• _PROVIDED MATERIAL_:

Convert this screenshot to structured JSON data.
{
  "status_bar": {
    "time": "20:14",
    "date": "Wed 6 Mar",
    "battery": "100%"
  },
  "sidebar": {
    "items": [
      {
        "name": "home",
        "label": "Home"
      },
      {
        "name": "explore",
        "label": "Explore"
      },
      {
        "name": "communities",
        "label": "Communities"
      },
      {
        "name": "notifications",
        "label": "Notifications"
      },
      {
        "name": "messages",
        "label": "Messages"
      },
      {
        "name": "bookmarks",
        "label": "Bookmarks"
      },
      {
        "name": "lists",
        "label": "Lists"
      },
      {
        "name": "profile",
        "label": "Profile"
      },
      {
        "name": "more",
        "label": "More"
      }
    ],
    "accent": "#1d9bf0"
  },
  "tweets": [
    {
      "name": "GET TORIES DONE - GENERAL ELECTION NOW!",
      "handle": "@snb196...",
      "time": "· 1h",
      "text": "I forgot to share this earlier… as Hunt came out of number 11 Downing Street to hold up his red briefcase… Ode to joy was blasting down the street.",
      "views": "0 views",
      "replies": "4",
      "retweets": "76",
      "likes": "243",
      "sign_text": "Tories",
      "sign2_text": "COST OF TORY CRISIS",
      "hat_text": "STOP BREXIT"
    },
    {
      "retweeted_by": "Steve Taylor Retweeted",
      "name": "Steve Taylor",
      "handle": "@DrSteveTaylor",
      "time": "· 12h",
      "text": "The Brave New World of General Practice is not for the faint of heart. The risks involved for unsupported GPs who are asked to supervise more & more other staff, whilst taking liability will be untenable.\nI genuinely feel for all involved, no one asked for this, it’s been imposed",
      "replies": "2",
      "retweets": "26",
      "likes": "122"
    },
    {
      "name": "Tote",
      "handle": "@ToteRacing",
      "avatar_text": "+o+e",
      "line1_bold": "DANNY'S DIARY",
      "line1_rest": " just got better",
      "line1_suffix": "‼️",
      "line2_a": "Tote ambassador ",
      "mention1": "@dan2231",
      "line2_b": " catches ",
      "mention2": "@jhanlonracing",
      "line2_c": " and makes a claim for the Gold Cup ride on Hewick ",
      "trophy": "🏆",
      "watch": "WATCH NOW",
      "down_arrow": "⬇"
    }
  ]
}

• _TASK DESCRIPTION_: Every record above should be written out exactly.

• _RESULT FOR THIS EXERCISE_:
Convert this screenshot to structured JSON data.
{
  "status_bar": {
    "time": "20:14",
    "date": "Wed 6 Mar",
    "battery": "100%"
  },
  "sidebar": {
    "items": [
      {
        "name": "home",
        "label": "Home"
      },
      {
        "name": "explore",
        "label": "Explore"
      },
      {
        "name": "communities",
        "label": "Communities"
      },
      {
        "name": "notifications",
        "label": "Notifications"
      },
      {
        "name": "messages",
        "label": "Messages"
      },
      {
        "name": "bookmarks",
        "label": "Bookmarks"
      },
      {
        "name": "lists",
        "label": "Lists"
      },
      {
        "name": "profile",
        "label": "Profile"
      },
      {
        "name": "more",
        "label": "More"
      }
    ],
    "accent": "#1d9bf0"
  },
  "tweets": [
    {
      "name": "GET TORIES DONE - GENERAL ELECTION NOW!",
      "handle": "@snb196...",
      "time": "· 1h",
      "text": "I forgot to share this earlier… as Hunt came out of number 11 Downing Street to hold up his red briefcase… Ode to joy was blasting down the street.",
      "views": "0 views",
      "replies": "4",
      "retweets": "76",
      "likes": "243",
      "sign_text": "Tories",
      "sign2_text": "COST OF TORY CRISIS",
      "hat_text": "STOP BREXIT"
    },
    {
      "retweeted_by": "Steve Taylor Retweeted",
      "name": "Steve Taylor",
      "handle": "@DrSteveTaylor",
      "time": "· 12h",
      "text": "The Brave New World of General Practice is not for the faint of heart. The risks involved for unsupported GPs who are asked to supervise more & more other staff, whilst taking liability will be untenable.\nI genuinely feel for all involved, no one asked for this, it’s been imposed",
      "replies": "2",
      "retweets": "26",
      "likes": "122"
    },
    {
      "name": "Tote",
      "handle": "@ToteRacing",
      "avatar_text": "+o+e",
      "line1_bold": "DANNY'S DIARY",
      "line1_rest": " just got better",
      "line1_suffix": "‼️",
      "line2_a": "Tote ambassador ",
      "mention1": "@dan2231",
      "line2_b": " catches ",
      "mention2": "@jhanlonracing",
      "line2_c": " and makes a claim for the Gold Cup ride on Hewick ",
      "trophy": "🏆",
      "watch": "WATCH NOW",
      "down_arrow": "⬇"
    }
  ]
}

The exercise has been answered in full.